OFF THE WIRE
Some lawmakers want helmet law repealed Bill sponsor: 'Our state needs that tourism' By PAIGE HOUPT Special to the Record-Eagle The Record Eagle Sun Oct 09, 2011, 07:14 AM EDT
LANSING — Some lawmakers hope that Michigan's motorcycle helmet law will be repealed under Gov. Rick Snyder.
And they're using the need to promote tourism as one of their arguments.
The Senate this year passed a bill that would allow people 21 and older to ride without a helmet if they have had a motorcycle endorsement for two or more years or pass a safety course and have a $100,000 health insurance policy.
Meanwhile, House lawmakers are considering a bill to allow those 21 and older to ride without a helmet if they have a $20,000 medical insurance policy.
Former Gov. Jennifer Granholm vetoed two similar bills in 2006 and 2008.
For 42 years, Michigan's law has required riders to wear an approved helmet when riding on public roads.
The House bill's sponsor, Rep. Peter Pettalia, R-Presque Isle, and bikers' rights advocates hope a new administration will change things.
"I believe the governor is going to repeal the current law under some restrictions," Pettalia said.
Snyder's office did not respond to requests for comment.
Pettalia is pushing tourism as one of his arguments.
"My concern is that motorists who are traveling through Indiana and Ohio, states that don't have helmet laws, and then they immediately skip riding through Michigan and move on to Wisconsin simply because they don't want to buy a helmet," Pettalia said.
"Our state needs that tourism."
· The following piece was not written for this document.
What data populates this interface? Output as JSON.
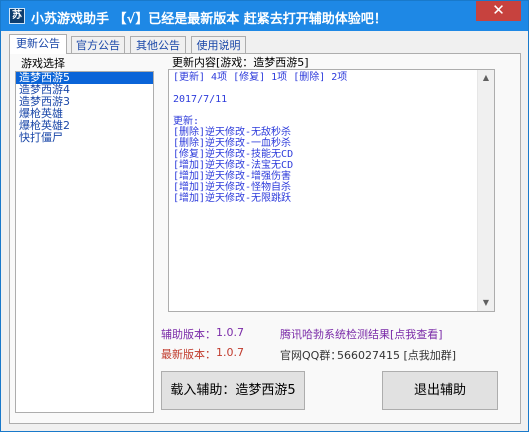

Motorcycle rights advocate groups argue that 30 states don't require helmets.
A group called the American Bikers Aiming Toward Education said helmets should be a rider's choice, regardless of age and experience.
"Michigan is the only state surrounding the Great Lakes that still requires helmets," said Gerry Spomer, a group spokesman.
"With the current law we are preventing riders from out of state to visit and bring tourism to Michigan," he said. "We are losing millions on tourism every year."
Pro-helmet said a repeal would increase deaths and serious injuries and cost taxpayers in medical bills and increased insurance premiums.
Karla Klas, an injury prevention education specialist at the University of Michigan Trauma Burn Center, said helmets reduce medical expenses for taxpayers and families.
Klas authored a 2002 University of Michigan study that found that inpatient hospital and rehabilitation costs were about $26,000 more for patients who were helmetless when injured. The study did not include long-term rehabilitation costs or income loss, which can run into the millions.
Helmet use in Michigan saves $43 million for every 100,000 motorcycles registered in the state, according to the National Highway Traffic Safety Administration. Across the country, helmet use saved roughly 1,829 lives and $2.9 billion in medical costs and lost earnings in 2008.
"As a nurse, I can tell you that it deeply saddens all of us when someone comes in with severe head trauma or dies despite our best efforts because of an injury that could have been prevented by wearing a helmet," Klas said.